→ **ABOUT THIS TASK**
Look through the data that follows and copy each line with the string "title".

------------------------------------------------

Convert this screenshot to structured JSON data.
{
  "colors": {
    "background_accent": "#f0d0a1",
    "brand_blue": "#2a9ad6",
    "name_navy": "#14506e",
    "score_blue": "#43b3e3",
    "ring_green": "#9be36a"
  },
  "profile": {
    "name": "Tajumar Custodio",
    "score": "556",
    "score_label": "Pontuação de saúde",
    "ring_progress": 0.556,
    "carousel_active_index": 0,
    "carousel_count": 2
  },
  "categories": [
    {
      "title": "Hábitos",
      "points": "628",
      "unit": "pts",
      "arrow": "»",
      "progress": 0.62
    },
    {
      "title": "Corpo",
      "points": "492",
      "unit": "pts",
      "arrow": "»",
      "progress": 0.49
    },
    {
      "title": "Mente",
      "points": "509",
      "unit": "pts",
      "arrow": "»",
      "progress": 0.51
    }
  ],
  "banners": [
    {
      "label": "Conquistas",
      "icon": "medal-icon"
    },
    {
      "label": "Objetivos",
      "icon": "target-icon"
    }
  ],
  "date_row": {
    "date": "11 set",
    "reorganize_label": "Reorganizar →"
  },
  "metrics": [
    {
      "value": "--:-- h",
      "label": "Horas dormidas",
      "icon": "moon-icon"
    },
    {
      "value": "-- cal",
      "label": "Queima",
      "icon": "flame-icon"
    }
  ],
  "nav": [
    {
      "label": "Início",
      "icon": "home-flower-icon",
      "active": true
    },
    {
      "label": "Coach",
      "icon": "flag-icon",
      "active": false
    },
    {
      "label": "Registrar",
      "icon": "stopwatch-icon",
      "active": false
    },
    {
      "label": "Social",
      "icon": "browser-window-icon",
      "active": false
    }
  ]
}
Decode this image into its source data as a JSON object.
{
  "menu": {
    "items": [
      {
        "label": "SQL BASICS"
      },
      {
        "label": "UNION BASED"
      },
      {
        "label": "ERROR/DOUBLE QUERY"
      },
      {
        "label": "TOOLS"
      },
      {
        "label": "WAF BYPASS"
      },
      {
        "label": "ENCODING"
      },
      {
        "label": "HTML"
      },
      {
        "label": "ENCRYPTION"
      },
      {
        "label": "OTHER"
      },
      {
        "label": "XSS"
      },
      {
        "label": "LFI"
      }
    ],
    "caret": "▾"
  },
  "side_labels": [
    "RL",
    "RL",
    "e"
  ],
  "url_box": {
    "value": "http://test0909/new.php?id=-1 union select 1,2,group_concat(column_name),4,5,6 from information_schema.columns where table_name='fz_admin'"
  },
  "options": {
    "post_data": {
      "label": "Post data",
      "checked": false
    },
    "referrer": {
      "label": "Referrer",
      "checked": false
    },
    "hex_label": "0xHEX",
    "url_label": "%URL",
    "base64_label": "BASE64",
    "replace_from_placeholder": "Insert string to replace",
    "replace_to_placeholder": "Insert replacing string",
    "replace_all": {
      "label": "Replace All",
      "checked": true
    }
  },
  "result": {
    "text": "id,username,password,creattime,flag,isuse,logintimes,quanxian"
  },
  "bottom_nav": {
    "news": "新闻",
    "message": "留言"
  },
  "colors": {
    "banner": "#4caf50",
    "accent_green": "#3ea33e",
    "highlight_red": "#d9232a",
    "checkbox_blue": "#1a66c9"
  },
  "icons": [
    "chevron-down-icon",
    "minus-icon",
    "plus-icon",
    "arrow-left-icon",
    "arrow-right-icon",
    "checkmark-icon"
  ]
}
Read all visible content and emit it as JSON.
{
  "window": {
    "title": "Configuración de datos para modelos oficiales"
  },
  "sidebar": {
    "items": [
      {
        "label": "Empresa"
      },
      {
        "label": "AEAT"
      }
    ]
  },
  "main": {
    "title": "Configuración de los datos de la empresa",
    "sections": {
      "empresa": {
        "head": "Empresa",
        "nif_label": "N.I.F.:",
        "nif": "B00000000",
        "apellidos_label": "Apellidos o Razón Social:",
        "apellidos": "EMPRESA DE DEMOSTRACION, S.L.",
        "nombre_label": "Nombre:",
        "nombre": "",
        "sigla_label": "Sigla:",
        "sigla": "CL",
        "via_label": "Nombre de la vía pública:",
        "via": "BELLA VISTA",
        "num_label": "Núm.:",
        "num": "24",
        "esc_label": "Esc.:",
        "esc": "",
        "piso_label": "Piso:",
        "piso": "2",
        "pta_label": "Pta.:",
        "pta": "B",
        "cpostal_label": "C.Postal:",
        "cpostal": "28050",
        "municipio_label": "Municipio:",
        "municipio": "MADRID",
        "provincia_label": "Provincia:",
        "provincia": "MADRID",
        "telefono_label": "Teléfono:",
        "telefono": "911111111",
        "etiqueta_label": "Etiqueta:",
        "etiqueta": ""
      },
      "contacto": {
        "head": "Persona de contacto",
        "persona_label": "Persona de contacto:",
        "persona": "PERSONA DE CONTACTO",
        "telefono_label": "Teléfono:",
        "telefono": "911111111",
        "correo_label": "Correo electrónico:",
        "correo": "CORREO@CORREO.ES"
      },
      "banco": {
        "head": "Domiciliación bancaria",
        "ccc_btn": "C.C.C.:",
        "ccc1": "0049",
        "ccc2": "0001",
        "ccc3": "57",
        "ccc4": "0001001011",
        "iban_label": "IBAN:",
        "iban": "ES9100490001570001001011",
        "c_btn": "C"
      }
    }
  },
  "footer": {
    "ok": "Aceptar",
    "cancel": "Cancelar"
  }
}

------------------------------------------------

→ **ANSWER TO THIS PROBLEM**
      "title": "Hábitos",
      "title": "Corpo",
      "title": "Mente",
    "title": "Configuración de datos para modelos oficiales"
    "title": "Configuración de los datos de la empresa",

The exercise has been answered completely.